A digression on Software Patents

I wrote some software to make collaboration with Excel easier and have been writing up a few posts here about how it works. I’ve been struggling recently with how much of the details to describe on this public forum. Essentially I have this little niggling voice in the back of my head telling me: “Protect your IP, file a patent, protect your IP, file a patent”. Any sensible person would surely file a patent before going public with anything.

Yet I loathe software patents. And perhaps I’m not all that sensible.

Patents take a lot of time and distraction and cost lots of $$. The patent process moves at such a glacial pace that they are all but meaningless when you’re trying to get an idea off the ground. Interestingly it wasn’t always as bad as this. From “The Victorian Internet” by Tom Standage;

[Alexander Graham] Bell worked for several months to build a working prototype [of a “harmonic telegraph”, i.e. telephone]. On 14 February 1876, when it became clear that [a competitor] was pursuing the same goal, Bell filed for a patent, even though he had yet successfully to transmit speech. He was granted the patent on 3 March, and made the vital breakthrough a week later, when he succeeded in transmitting intelligible speech for the first time.

Now if I read that right it took less than a month to get a patent granted. Whereas now it takes years during which time who knows what could happen to your business. How many businesses do we take for granted today that barely existed five years ago?

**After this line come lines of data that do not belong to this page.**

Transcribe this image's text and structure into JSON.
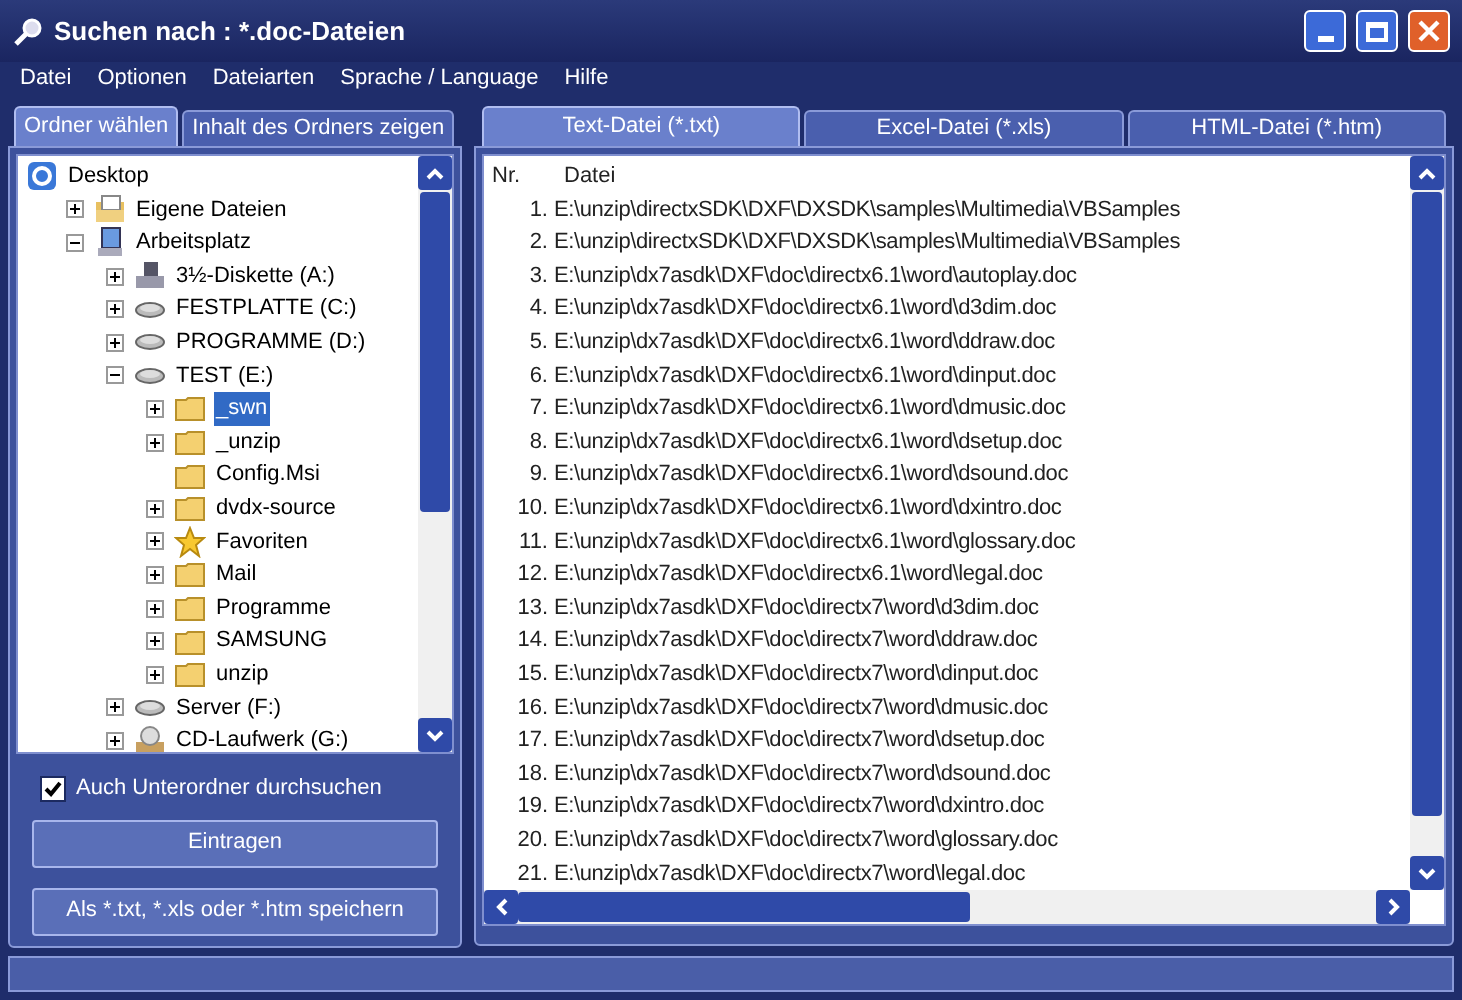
{
  "window": {
    "title": "Suchen nach : *.doc-Dateien"
  },
  "menu": [
    "Datei",
    "Optionen",
    "Dateiarten",
    "Sprache / Language",
    "Hilfe"
  ],
  "left_tabs": [
    {
      "label": "Ordner wählen",
      "selected": true
    },
    {
      "label": "Inhalt des Ordners zeigen",
      "selected": false
    }
  ],
  "tree": [
    {
      "label": "Desktop",
      "kind": "desktop",
      "selected": false,
      "children": [
        {
          "label": "Eigene Dateien",
          "kind": "documents",
          "expanded": false,
          "selected": false
        },
        {
          "label": "Arbeitsplatz",
          "kind": "computer",
          "expanded": true,
          "selected": false,
          "children": [
            {
              "label": "3½-Diskette (A:)",
              "kind": "floppy",
              "expanded": false,
              "selected": false
            },
            {
              "label": "FESTPLATTE (C:)",
              "kind": "drive",
              "expanded": false,
              "selected": false
            },
            {
              "label": "PROGRAMME (D:)",
              "kind": "drive",
              "expanded": false,
              "selected": false
            },
            {
              "label": "TEST (E:)",
              "kind": "drive",
              "expanded": true,
              "selected": false,
              "children": [
                {
                  "label": "_swn",
                  "kind": "folder",
                  "expanded": false,
                  "selected": true
                },
                {
                  "label": "_unzip",
                  "kind": "folder",
                  "expanded": false,
                  "selected": false
                },
                {
                  "label": "Config.Msi",
                  "kind": "folder",
                  "selected": false
                },
                {
                  "label": "dvdx-source",
                  "kind": "folder",
                  "expanded": false,
                  "selected": false
                },
                {
                  "label": "Favoriten",
                  "kind": "star",
                  "expanded": false,
                  "selected": false
                },
                {
                  "label": "Mail",
                  "kind": "folder",
                  "expanded": false,
                  "selected": false
                },
                {
                  "label": "Programme",
                  "kind": "folder",
                  "expanded": false,
                  "selected": false
                },
                {
                  "label": "SAMSUNG",
                  "kind": "folder",
                  "expanded": false,
                  "selected": false
                },
                {
                  "label": "unzip",
                  "kind": "folder",
                  "expanded": false,
                  "selected": false
                }
              ]
            },
            {
              "label": "Server (F:)",
              "kind": "drive",
              "expanded": false,
              "selected": false
            },
            {
              "label": "CD-Laufwerk (G:)",
              "kind": "cdrom",
              "expanded": false,
              "selected": false
            }
          ]
        }
      ]
    }
  ],
  "subfolders_checkbox": {
    "label": "Auch Unterordner durchsuchen",
    "checked": true
  },
  "buttons": [
    "Eintragen",
    "Als *.txt, *.xls oder *.htm speichern"
  ],
  "right_tabs": [
    {
      "label": "Text-Datei (*.txt)",
      "selected": true
    },
    {
      "label": "Excel-Datei (*.xls)",
      "selected": false
    },
    {
      "label": "HTML-Datei (*.htm)",
      "selected": false
    }
  ],
  "list": {
    "columns": [
      "Nr.",
      "Datei"
    ],
    "rows": [
      [
        "1.",
        "E:\\unzip\\directxSDK\\DXF\\DXSDK\\samples\\Multimedia\\VBSamples"
      ],
      [
        "2.",
        "E:\\unzip\\directxSDK\\DXF\\DXSDK\\samples\\Multimedia\\VBSamples"
      ],
      [
        "3.",
        "E:\\unzip\\dx7asdk\\DXF\\doc\\directx6.1\\word\\autoplay.doc"
      ],
      [
        "4.",
        "E:\\unzip\\dx7asdk\\DXF\\doc\\directx6.1\\word\\d3dim.doc"
      ],
      [
        "5.",
        "E:\\unzip\\dx7asdk\\DXF\\doc\\directx6.1\\word\\ddraw.doc"
      ],
      [
        "6.",
        "E:\\unzip\\dx7asdk\\DXF\\doc\\directx6.1\\word\\dinput.doc"
      ],
      [
        "7.",
        "E:\\unzip\\dx7asdk\\DXF\\doc\\directx6.1\\word\\dmusic.doc"
      ],
      [
        "8.",
        "E:\\unzip\\dx7asdk\\DXF\\doc\\directx6.1\\word\\dsetup.doc"
      ],
      [
        "9.",
        "E:\\unzip\\dx7asdk\\DXF\\doc\\directx6.1\\word\\dsound.doc"
      ],
      [
        "10.",
        "E:\\unzip\\dx7asdk\\DXF\\doc\\directx6.1\\word\\dxintro.doc"
      ],
      [
        "11.",
        "E:\\unzip\\dx7asdk\\DXF\\doc\\directx6.1\\word\\glossary.doc"
      ],
      [
        "12.",
        "E:\\unzip\\dx7asdk\\DXF\\doc\\directx6.1\\word\\legal.doc"
      ],
      [
        "13.",
        "E:\\unzip\\dx7asdk\\DXF\\doc\\directx7\\word\\d3dim.doc"
      ],
      [
        "14.",
        "E:\\unzip\\dx7asdk\\DXF\\doc\\directx7\\word\\ddraw.doc"
      ],
      [
        "15.",
        "E:\\unzip\\dx7asdk\\DXF\\doc\\directx7\\word\\dinput.doc"
      ],
      [
        "16.",
        "E:\\unzip\\dx7asdk\\DXF\\doc\\directx7\\word\\dmusic.doc"
      ],
      [
        "17.",
        "E:\\unzip\\dx7asdk\\DXF\\doc\\directx7\\word\\dsetup.doc"
      ],
      [
        "18.",
        "E:\\unzip\\dx7asdk\\DXF\\doc\\directx7\\word\\dsound.doc"
      ],
      [
        "19.",
        "E:\\unzip\\dx7asdk\\DXF\\doc\\directx7\\word\\dxintro.doc"
      ],
      [
        "20.",
        "E:\\unzip\\dx7asdk\\DXF\\doc\\directx7\\word\\glossary.doc"
      ],
      [
        "21.",
        "E:\\unzip\\dx7asdk\\DXF\\doc\\directx7\\word\\legal.doc"
      ]
    ]
  }
}
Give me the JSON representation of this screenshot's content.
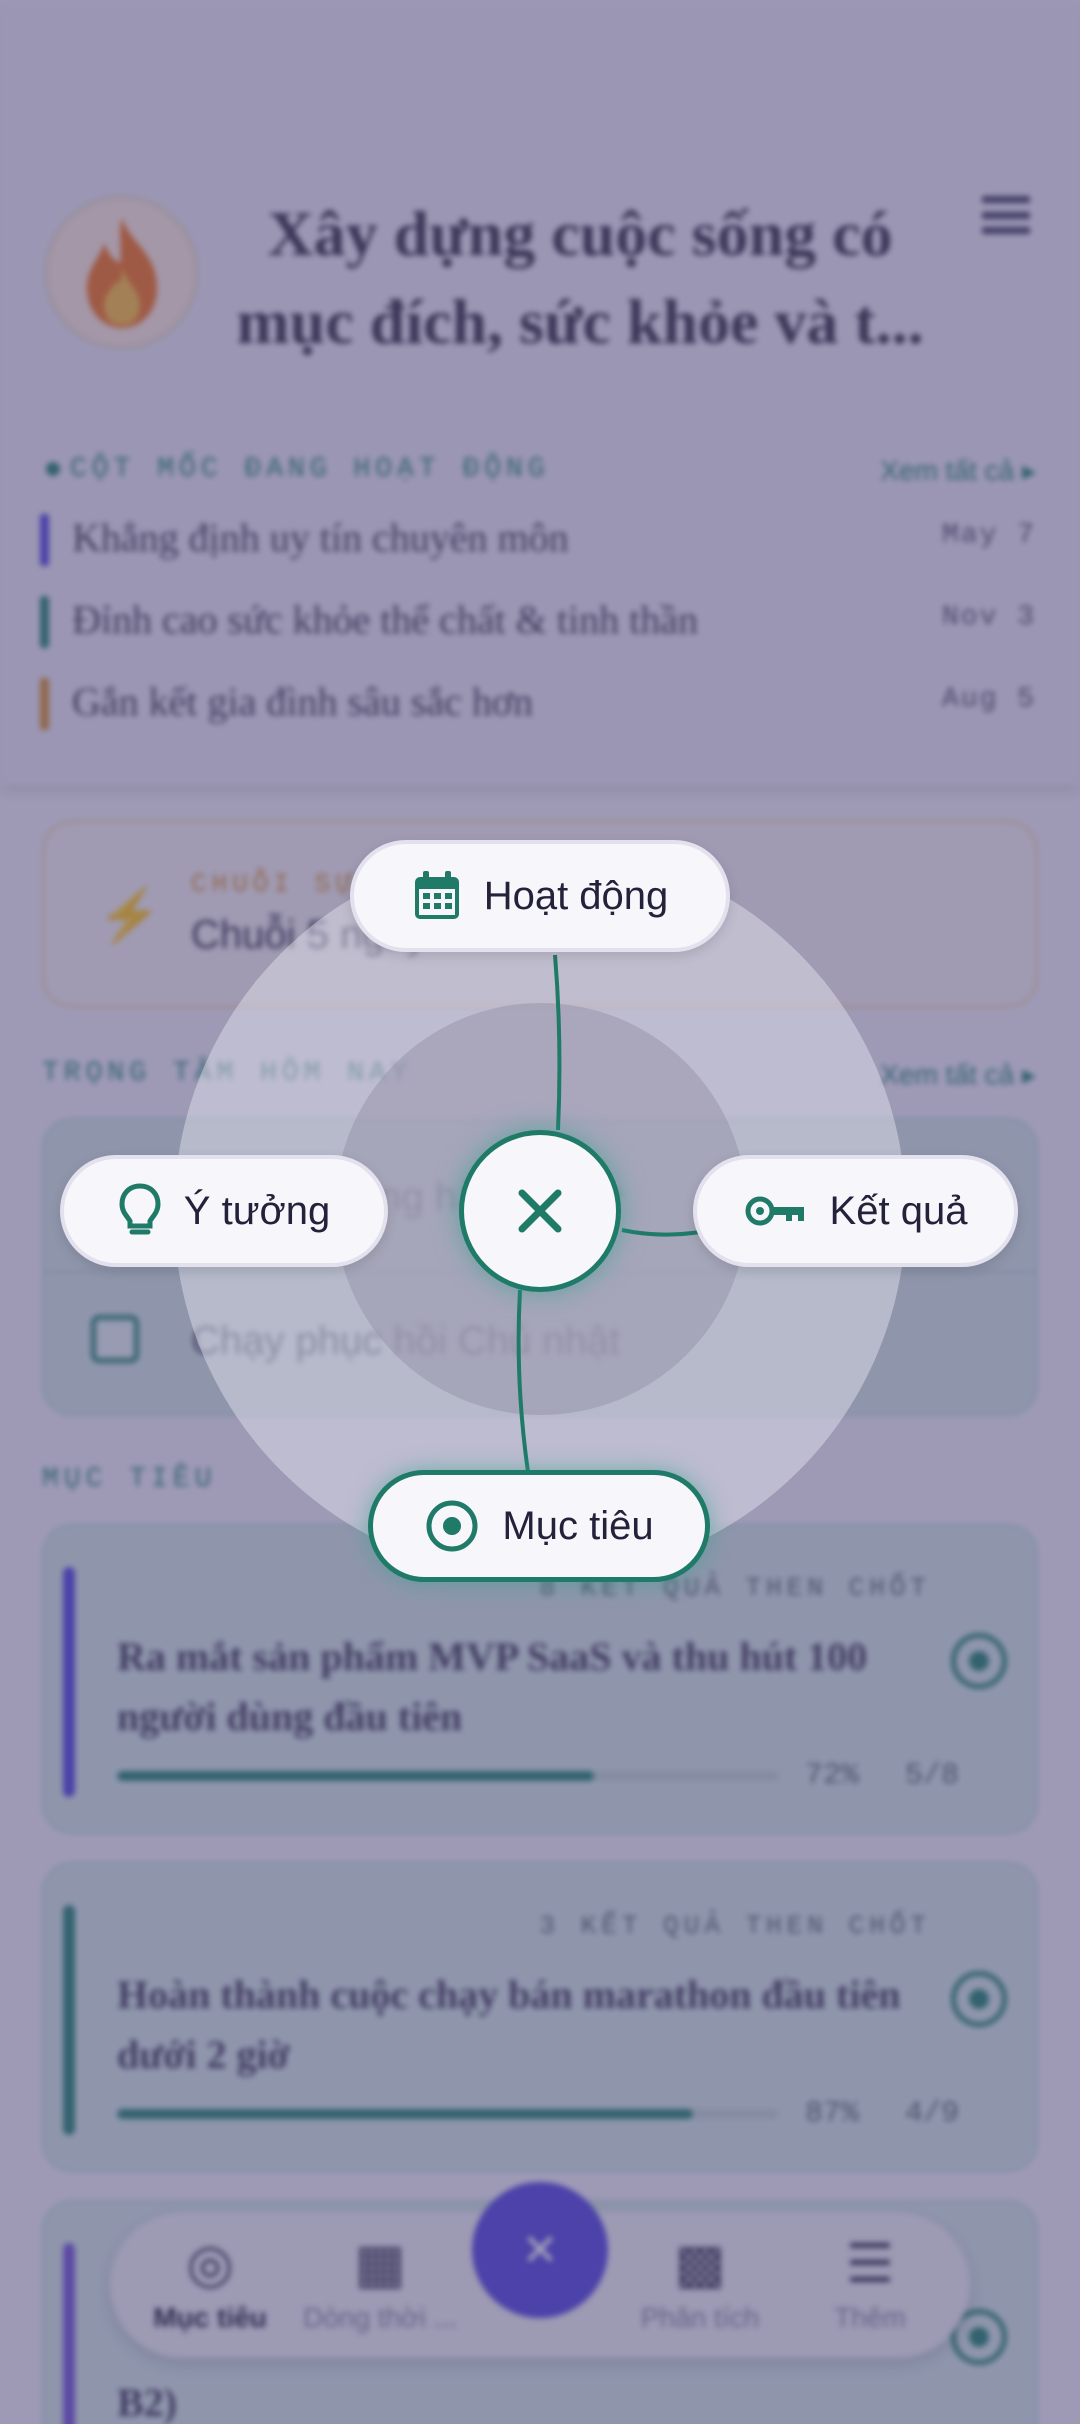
{
  "colors": {
    "accent_teal": "#1f7a68",
    "accent_purple": "#5b4fe0",
    "milestone_bars": [
      "#5b4fe0",
      "#2f8a77",
      "#d9933a"
    ]
  },
  "header": {
    "avatar_icon": "flame-icon",
    "title": "Xây dựng cuộc sống có mục đích, sức khỏe và t...",
    "menu_icon": "hamburger-menu-icon"
  },
  "milestones": {
    "section_title": "CỘT MỐC ĐANG HOẠT ĐỘNG",
    "see_all": "Xem tất cả  ▸",
    "items": [
      {
        "label": "Khẳng định uy tín chuyên môn",
        "date": "May 7"
      },
      {
        "label": "Đỉnh cao sức khỏe thể chất & tinh thần",
        "date": "Nov 3"
      },
      {
        "label": "Gắn kết gia đình sâu sắc hơn",
        "date": "Aug 5"
      }
    ]
  },
  "streak": {
    "label": "CHUỖI SỰ KIỆN",
    "text": "Chuỗi 5 ngày"
  },
  "focus": {
    "section_title": "TRỌNG TÂM HÔM NAY",
    "see_all": "Xem tất cả  ▸",
    "items": [
      {
        "text": "Viết nội dung hàng ngày"
      },
      {
        "text": "Chạy phục hồi Chủ nhật"
      }
    ]
  },
  "goals": {
    "section_title": "MỤC TIÊU",
    "items": [
      {
        "kr": "8 KẾT QUẢ THEN CHỐT",
        "title": "Ra mắt sản phẩm MVP SaaS và thu hút 100 người dùng đầu tiên",
        "progress_pct": 72,
        "progress_label": "72%",
        "tasks": "5/8"
      },
      {
        "kr": "3 KẾT QUẢ THEN CHỐT",
        "title": "Hoàn thành cuộc chạy bán marathon đầu tiên dưới 2 giờ",
        "progress_pct": 87,
        "progress_label": "87%",
        "tasks": "4/9"
      },
      {
        "kr": "",
        "title": "B2)",
        "progress_pct": 0,
        "progress_label": "",
        "tasks": ""
      }
    ]
  },
  "bottom_nav": {
    "items": [
      {
        "label": "Mục tiêu",
        "icon": "target-icon",
        "active": true
      },
      {
        "label": "Dòng thời ...",
        "icon": "calendar-icon",
        "active": false
      },
      {
        "label": "Phân tích",
        "icon": "analytics-icon",
        "active": false
      },
      {
        "label": "Thêm",
        "icon": "menu-icon",
        "active": false
      }
    ]
  },
  "radial_menu": {
    "activity": {
      "label": "Hoạt động",
      "icon": "calendar-icon"
    },
    "idea": {
      "label": "Ý tưởng",
      "icon": "lightbulb-icon"
    },
    "result": {
      "label": "Kết quả",
      "icon": "key-icon"
    },
    "goal": {
      "label": "Mục tiêu",
      "icon": "target-icon"
    },
    "close_icon": "close-icon"
  }
}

If patents could be decided and genuinely only granted in non-obvious cases in a few weeks then I might see some value around the certainty they could provide. But they take forever and they seem to be as likely to be about something trivially obvious as they are about something genuinely ground-breaking.

And anyway. Even owning a patent doesn’t mean much unless you have the $$ to take someone to court over infringement.

So when it comes to the real world, at least where software is concerned, patents are a tax on innovation. They divert resources away from where they are best used. They are a brake on innovation.
Arguments I’ve heard in favour of patents include:

  1. The revenue stream argument: If you own a patent you can license the IP.
  2. The risk mitigation argument: If you are lucky enough to be successful and are about to IPO or similar then some fucker (technical term) somewhere will try to scupper you by claiming you are infringing a patent somewhere along the line. So better to have some patents that say you are allowed to do what you are doing, or failing that let you counter-sue the fucker by claiming that he is infringing on your patents.
  3. The ego-trip argument: The idea that you must be cleverer than the other guys if you have more patents than them. Never mind that (as I am reliably informed) the number of patents you own is irrelevant – what is important is the number of claims across the patents. You could have one patent application with 1,000 claims in or you could file 10 patents each with 100 claims and you would be in an equivalent IP position. So why people insist on counting patents is surprising. Still they do.

Those are all valid arguments to a degree. If you want to build a business around selling some IP then you need to license it. If someone is going to value you based on a not very meaningful metric then, whatever, don’t hate the player, hate the game and all that. Just a bit of a depressing game.

So to cut a long story short I have now excised from my psyche any thinking about software patents. Not interested. I do hate the game and so will do my best not to play in it.

BTW – in case any lawyery types are reading – I don’t have a cavalier attitude to IP protection in general. I just think that in the world of software, copyright is the correct approach, not patents.

Lots of love

Alan

 

The Economist’s Fifth Annual Innovation Awards Ceremony

Happened today 9th Nov in London’s Science Museum. Some notable highlights:

Sam Pitroda, Chairman of WorldTel and The National Knowledge Commission, India, being recognised for his achievements as a telecoms inventor, entrepreneur and policymaker: giving a particularly impassioned and inspirational speech about his work with India’s telecoms under Rajiv Gandhi, the development of India over the last 20 years and about planting the seeds for a new explosion in India’s development for the next 20 years. And being refused his coat by the cloakroom attendant because he didn’t have his ticket. To be fair, she was only doing her job… but even so.

Janus Friis of Skype announcing that it is “really fucking cool to get this award from the Economist”. Can’t wait to see how they report this in the magazine.

Hernando De Soto, Chairman for the Institute of Liberty and Democracy explaining the need for co-operation in all innovative efforts: co-operation that has to be founded on the rule of law and strong property rights – things that first worlders take for granted.

And last, but not least, John Micklethwait and Tom Standage of the Economist looking incredibly young. You know how they say that you know you’re getting old when policemen start looking young …. you really know you’re getting old when the guys who run the Economist start looking young 🙂